WASHINGTON -- Let's be good cosmopolitans and offer sociological explanations rather than moral judgments about students, The Washington Post reports, having sex during the day in high schools. Sociology discerns connections, and there may be one between the fact that teenagers are relaxing from academic rigors by enjoying sex in the school auditorium, and the fact that Americans in public soon will be able to watch pornography, and prime-time television programs such as "Desperate Housewives" -- and, for the high-minded, C-SPAN -- on their cell phones and video iPods.
You have to wonder -- about a second or two -- what Senate Republicans would be saying if polls showed that most Americans overwhelmingly support the war in Iraq. Would they be scrambling toward the defeatist, anti-war side of the political aisle, as they did Tuesday by passing a resolution that suggests a weakening of resolve? Not likely. Instead, they'd be elbowing each other for talking-head time to reiterate all the reasons they supported the war in the first place.
The debate over the Iraq War reached a new level this week.
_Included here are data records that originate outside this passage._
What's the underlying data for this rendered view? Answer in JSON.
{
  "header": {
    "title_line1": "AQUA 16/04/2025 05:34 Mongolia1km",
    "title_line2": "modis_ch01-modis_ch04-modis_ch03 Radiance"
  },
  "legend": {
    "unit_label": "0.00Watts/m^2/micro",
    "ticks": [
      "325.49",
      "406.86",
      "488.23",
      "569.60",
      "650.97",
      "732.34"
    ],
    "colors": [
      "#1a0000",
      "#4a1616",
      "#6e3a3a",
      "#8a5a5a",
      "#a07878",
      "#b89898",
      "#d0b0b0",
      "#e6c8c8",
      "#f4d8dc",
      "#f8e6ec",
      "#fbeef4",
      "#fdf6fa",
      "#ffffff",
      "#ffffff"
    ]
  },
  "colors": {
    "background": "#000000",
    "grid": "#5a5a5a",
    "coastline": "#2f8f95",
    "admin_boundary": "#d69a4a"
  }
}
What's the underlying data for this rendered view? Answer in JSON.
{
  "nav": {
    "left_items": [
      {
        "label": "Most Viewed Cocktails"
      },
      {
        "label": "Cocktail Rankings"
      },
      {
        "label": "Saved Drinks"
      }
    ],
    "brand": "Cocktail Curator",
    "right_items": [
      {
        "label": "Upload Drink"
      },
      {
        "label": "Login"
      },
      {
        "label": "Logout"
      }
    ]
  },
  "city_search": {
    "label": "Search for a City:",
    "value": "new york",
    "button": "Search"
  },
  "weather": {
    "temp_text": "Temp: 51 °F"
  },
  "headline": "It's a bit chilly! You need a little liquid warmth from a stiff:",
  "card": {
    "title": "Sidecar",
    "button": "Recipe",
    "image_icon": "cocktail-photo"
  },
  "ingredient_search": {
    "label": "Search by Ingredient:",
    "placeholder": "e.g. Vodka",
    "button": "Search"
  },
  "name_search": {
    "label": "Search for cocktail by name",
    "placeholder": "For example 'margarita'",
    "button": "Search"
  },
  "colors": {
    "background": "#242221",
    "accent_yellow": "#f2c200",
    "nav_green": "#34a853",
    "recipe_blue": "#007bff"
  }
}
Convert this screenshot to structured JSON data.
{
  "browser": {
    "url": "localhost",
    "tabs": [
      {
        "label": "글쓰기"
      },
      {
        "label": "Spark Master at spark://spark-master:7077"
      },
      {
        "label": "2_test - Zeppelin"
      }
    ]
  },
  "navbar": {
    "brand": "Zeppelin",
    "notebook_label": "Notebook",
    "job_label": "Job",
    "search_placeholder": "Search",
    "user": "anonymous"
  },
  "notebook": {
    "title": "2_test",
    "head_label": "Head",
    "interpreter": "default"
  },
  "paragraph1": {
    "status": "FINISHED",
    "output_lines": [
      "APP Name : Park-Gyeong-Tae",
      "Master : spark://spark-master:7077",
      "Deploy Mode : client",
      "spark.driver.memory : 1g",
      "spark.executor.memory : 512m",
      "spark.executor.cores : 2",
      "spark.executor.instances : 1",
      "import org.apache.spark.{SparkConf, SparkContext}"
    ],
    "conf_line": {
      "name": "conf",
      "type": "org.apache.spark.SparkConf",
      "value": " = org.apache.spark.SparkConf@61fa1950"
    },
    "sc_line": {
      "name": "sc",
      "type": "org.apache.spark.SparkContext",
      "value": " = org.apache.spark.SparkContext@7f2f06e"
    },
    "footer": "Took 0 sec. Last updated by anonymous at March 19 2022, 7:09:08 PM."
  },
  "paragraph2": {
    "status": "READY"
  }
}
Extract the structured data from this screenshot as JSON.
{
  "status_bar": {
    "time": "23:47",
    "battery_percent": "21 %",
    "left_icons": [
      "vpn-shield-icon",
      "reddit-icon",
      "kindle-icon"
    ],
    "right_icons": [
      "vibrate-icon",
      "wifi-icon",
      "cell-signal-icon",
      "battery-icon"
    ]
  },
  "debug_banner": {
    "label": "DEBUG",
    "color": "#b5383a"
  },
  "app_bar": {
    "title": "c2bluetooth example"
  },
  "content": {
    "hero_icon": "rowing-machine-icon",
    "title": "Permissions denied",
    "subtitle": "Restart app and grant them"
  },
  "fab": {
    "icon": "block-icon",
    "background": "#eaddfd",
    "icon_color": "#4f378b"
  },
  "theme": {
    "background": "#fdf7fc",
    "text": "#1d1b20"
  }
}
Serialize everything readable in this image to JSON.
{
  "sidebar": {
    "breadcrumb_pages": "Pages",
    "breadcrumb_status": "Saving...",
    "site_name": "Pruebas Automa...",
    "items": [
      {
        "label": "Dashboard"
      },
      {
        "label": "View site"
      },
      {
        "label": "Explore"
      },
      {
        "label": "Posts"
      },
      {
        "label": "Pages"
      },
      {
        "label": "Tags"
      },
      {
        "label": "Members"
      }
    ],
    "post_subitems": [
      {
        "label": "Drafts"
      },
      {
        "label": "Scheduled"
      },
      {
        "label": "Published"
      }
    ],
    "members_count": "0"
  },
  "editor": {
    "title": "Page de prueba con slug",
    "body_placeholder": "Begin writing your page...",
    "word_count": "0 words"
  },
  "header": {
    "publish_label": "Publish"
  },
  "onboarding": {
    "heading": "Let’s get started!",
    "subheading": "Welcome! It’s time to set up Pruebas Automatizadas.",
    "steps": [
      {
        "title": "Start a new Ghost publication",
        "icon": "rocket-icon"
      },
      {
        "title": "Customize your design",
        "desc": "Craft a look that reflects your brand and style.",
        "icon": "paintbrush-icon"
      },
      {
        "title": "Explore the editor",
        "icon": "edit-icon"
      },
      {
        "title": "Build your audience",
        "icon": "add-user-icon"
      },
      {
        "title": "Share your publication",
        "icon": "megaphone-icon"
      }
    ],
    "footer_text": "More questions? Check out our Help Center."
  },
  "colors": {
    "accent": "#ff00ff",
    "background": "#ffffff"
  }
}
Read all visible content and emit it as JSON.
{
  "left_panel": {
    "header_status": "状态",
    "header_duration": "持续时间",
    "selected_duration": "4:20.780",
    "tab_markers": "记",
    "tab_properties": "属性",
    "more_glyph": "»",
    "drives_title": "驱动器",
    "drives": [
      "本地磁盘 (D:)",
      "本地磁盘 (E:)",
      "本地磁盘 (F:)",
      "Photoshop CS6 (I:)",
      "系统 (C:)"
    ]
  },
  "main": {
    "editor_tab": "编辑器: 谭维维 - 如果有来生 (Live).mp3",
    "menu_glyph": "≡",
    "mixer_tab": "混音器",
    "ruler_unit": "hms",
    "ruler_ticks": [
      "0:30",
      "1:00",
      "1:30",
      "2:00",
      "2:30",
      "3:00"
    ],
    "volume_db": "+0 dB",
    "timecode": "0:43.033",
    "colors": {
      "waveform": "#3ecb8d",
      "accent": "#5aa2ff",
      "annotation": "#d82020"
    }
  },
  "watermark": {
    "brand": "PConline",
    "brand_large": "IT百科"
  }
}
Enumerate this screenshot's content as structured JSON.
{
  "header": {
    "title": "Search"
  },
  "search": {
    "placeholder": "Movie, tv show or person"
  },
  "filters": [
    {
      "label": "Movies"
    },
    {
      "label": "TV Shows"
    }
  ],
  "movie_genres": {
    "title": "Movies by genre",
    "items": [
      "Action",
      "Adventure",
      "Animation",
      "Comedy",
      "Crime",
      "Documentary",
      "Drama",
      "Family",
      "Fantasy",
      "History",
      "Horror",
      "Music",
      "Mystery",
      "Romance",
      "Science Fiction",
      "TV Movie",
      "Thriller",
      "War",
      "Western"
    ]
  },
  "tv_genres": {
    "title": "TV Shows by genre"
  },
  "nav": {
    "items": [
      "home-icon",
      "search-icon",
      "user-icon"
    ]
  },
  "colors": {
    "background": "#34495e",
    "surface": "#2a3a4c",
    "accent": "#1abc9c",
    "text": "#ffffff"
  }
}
Washington was rocked Thursday as long-time hawk and influential Democrat John Murtha called for the immediate withdrawal of troops from Iraq. The Pennsylvania congressman simply said "it's time to bring them home." President Bush and Vice President Cheney spent the week assailing some Democrats for accusing the administration of manipulating pre-war intelligence on Iraq.